→ **WHAT THE EXERCISE ASKS**: All entries below need to be written out exactly, but without their pictures.

→ **WORKING DATA**:

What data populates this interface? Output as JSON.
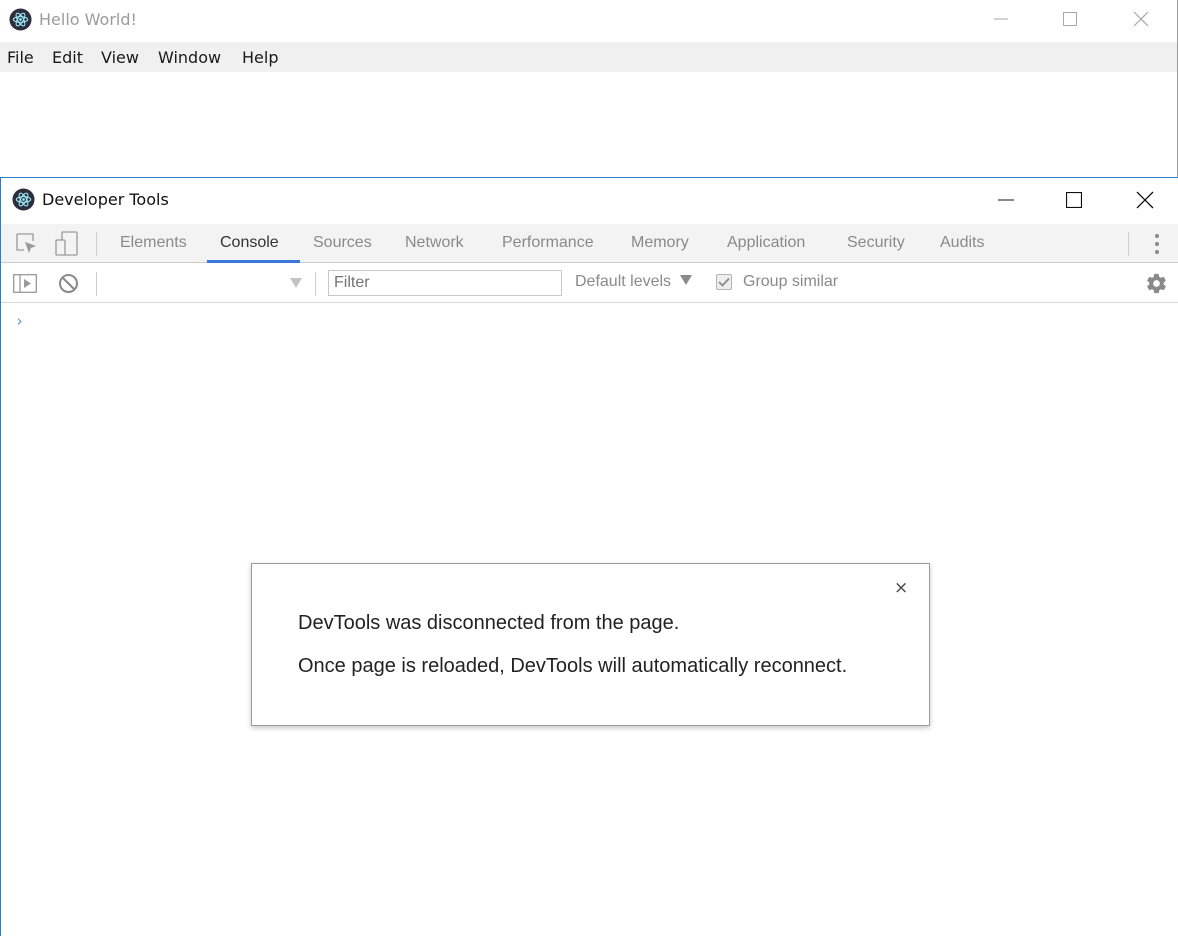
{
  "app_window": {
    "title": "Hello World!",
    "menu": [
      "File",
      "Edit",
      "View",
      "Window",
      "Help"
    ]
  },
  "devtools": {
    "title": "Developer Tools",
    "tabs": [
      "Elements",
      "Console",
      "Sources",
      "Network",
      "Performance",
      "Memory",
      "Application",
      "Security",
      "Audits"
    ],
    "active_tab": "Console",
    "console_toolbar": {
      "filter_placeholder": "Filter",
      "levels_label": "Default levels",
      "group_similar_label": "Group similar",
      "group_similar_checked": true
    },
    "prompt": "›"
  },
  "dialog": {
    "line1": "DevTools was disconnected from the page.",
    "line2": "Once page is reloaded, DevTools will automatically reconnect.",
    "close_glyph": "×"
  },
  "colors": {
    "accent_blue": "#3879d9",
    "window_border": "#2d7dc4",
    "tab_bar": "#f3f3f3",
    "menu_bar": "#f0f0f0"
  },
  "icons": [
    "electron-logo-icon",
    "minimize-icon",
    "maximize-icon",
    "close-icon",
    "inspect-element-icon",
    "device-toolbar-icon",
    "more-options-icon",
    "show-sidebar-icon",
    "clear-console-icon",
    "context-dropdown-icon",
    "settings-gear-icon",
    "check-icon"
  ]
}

→ **TASK SOLUTION**:
What data populates this interface? Output as JSON.
{
  "app_window": {
    "title": "Hello World!",
    "menu": [
      "File",
      "Edit",
      "View",
      "Window",
      "Help"
    ]
  },
  "devtools": {
    "title": "Developer Tools",
    "tabs": [
      "Elements",
      "Console",
      "Sources",
      "Network",
      "Performance",
      "Memory",
      "Application",
      "Security",
      "Audits"
    ],
    "active_tab": "Console",
    "console_toolbar": {
      "filter_placeholder": "Filter",
      "levels_label": "Default levels",
      "group_similar_label": "Group similar",
      "group_similar_checked": true
    },
    "prompt": "›"
  },
  "dialog": {
    "line1": "DevTools was disconnected from the page.",
    "line2": "Once page is reloaded, DevTools will automatically reconnect.",
    "close_glyph": "×"
  },
  "colors": {
    "accent_blue": "#3879d9",
    "window_border": "#2d7dc4",
    "tab_bar": "#f3f3f3",
    "menu_bar": "#f0f0f0"
  },
  "icons": [
    "electron-logo-icon",
    "minimize-icon",
    "maximize-icon",
    "close-icon",
    "inspect-element-icon",
    "device-toolbar-icon",
    "more-options-icon",
    "show-sidebar-icon",
    "clear-console-icon",
    "context-dropdown-icon",
    "settings-gear-icon",
    "check-icon"
  ]
}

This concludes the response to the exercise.